REQUIRED ACTION:
What lines of the data below hold the string "Ctrl"? Copy each one out.

INFORMATION SHOWN:
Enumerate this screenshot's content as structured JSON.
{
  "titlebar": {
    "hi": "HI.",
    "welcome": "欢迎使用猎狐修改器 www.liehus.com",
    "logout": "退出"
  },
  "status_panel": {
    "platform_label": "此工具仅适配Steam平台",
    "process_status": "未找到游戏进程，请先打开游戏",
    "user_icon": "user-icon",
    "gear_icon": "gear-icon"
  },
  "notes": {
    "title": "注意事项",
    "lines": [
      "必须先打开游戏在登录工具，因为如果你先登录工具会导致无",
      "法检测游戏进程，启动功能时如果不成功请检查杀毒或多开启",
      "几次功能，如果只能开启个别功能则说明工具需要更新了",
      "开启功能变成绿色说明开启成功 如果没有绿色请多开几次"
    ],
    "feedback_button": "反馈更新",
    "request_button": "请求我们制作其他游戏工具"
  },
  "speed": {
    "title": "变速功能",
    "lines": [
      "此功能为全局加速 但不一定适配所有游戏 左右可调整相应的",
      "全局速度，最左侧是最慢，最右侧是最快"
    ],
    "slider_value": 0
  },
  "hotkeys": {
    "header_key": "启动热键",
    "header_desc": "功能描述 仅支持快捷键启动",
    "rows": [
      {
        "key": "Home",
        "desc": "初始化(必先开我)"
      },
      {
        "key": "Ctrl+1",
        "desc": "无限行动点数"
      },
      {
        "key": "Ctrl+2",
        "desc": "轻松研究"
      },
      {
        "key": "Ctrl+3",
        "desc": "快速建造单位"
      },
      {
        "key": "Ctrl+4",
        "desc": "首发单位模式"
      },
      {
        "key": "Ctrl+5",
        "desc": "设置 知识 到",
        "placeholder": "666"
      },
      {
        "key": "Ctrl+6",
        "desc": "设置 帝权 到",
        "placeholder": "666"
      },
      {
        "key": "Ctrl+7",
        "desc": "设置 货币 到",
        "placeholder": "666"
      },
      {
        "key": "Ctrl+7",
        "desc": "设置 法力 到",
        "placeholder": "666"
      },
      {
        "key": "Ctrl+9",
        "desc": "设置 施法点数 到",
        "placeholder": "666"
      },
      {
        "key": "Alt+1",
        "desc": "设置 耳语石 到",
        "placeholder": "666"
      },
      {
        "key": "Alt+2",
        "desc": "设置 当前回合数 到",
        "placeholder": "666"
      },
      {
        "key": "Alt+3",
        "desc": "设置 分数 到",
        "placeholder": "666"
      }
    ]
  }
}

RESPONSE FOR THIS EXERCISE:
        "key": "Ctrl+1",
        "key": "Ctrl+2",
        "key": "Ctrl+3",
        "key": "Ctrl+4",
        "key": "Ctrl+5",
        "key": "Ctrl+6",
        "key": "Ctrl+7",
        "key": "Ctrl+7",
        "key": "Ctrl+9",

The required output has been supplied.